Socialise: As you undergo therapy, be sure to lead an everyday life as best as possible. Don’t allow offence, hurt, or loss to affect your relationship with other people. As much as you don’t want to tell everyone about it, you should also avoid isolation.

Self-care: Prioritising self-care is a powerful tool for combating physical and emotional stress. Take time to reflect on positive experiences and relive those moments of joy and happiness. This practice can significantly boost your overall wellbeing, empowering you to take control of your emotional state and find peace amidst the chaos.

Read also: Eight tips to maintaining your spiritual well-being Part 2

Decision: Making decisions to forgive may vary based on the magnitude of the offence, the level of hurt, and personal beliefs. Regardless of the reason, it is still essential for you to forgive. However, deciding so may involve talking to the offender, writing a letter of forgiveness to the person even if you don’t send it, or praying for the person. Another smart way to move along quickly while ensuring healing is by involving others with similar encounters through a worthy cause. There, you and others can create awareness by sharing your stories so that others can learn from them or heal from them.

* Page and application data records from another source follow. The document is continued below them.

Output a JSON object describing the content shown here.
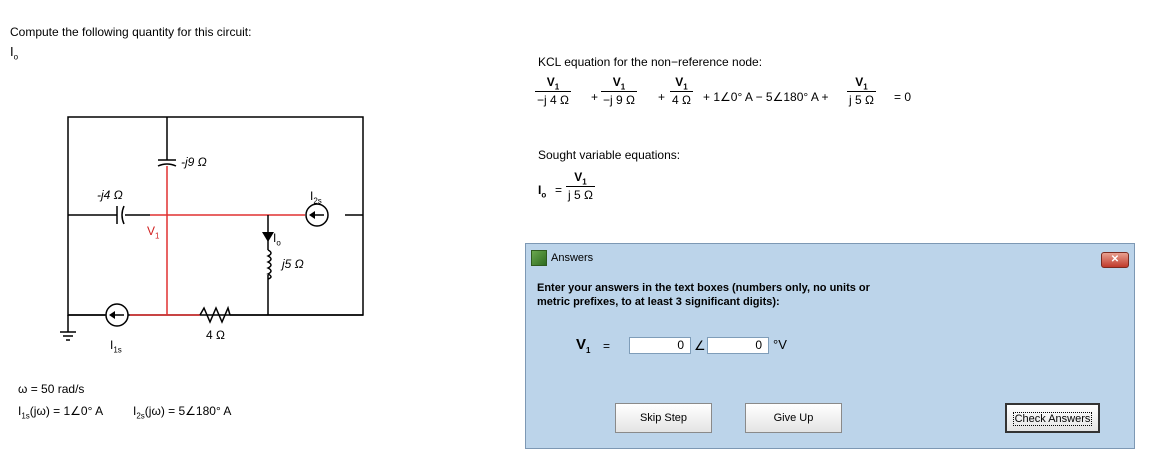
{
  "prompt": {
    "line1": "Compute the following quantity for this circuit:",
    "quantity": "I",
    "quantity_sub": "o"
  },
  "circuit": {
    "cap1_label": "-j4 Ω",
    "cap2_label": "-j9 Ω",
    "ind_label": "j5 Ω",
    "res_label": "4 Ω",
    "node_label": "V",
    "node_sub": "1",
    "io_label": "I",
    "io_sub": "o",
    "src1_label": "I",
    "src1_sub": "1s",
    "src2_label": "I",
    "src2_sub": "2s"
  },
  "givens": {
    "omega": "ω = 50 rad/s",
    "i1s_name": "I",
    "i1s_sub": "1s",
    "i1s_value": "(jω) = 1∠0° A",
    "i2s_name": "I",
    "i2s_sub": "2s",
    "i2s_value": "(jω) = 5∠180° A"
  },
  "kcl": {
    "heading": "KCL equation for the non−reference node:",
    "term1_num": "V",
    "term1_den": "−j 4 Ω",
    "term2_num": "V",
    "term2_den": "−j 9 Ω",
    "term3_num": "V",
    "term3_den": "4 Ω",
    "middle": "+ 1∠0° A − 5∠180° A +",
    "term4_num": "V",
    "term4_den": "j 5 Ω",
    "tail": "= 0",
    "sub": "1"
  },
  "sought": {
    "heading": "Sought variable equations:",
    "lhs": "I",
    "lhs_sub": "o",
    "eq": "=",
    "num": "V",
    "num_sub": "1",
    "den": "j 5 Ω"
  },
  "dialog": {
    "title": "Answers",
    "instructions": "Enter your answers in the text boxes (numbers only, no units or metric prefixes, to at least 3 significant digits):",
    "var": "V",
    "var_sub": "1",
    "eq": "=",
    "mag_value": "0",
    "angle_symbol": "∠",
    "angle_value": "0",
    "unit": "°V",
    "skip_label": "Skip Step",
    "giveup_label": "Give Up",
    "check_label": "Check Answers",
    "close_symbol": "✕"
  }
}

Gratitude: In every situation, find a reason to give thanks. If you delve deep into what must have hurt you so deeply, you will realise there is still room for gratitude because it could have been much worse. You can also be grateful for how the occasion or event has made you more knowledgeable, proactive, or resilient, propelling you into doing extraordinary things you never thought you could achieve. If you search hard enough, you will find up to five things to be grateful for amidst the chaos.

 

Call To Action

How has forgiveness set you free, and what aspect(s) of your wellbeing was positively affected when you let go?

Kindly email me at [email protected]. Olayinka Opaleye is a Wellbeing Specialist and Corporate Wellness Strategist from Lagos. She can also be reached on 09091131150 or via www.linkedin.com/in/olayinkaopaleye.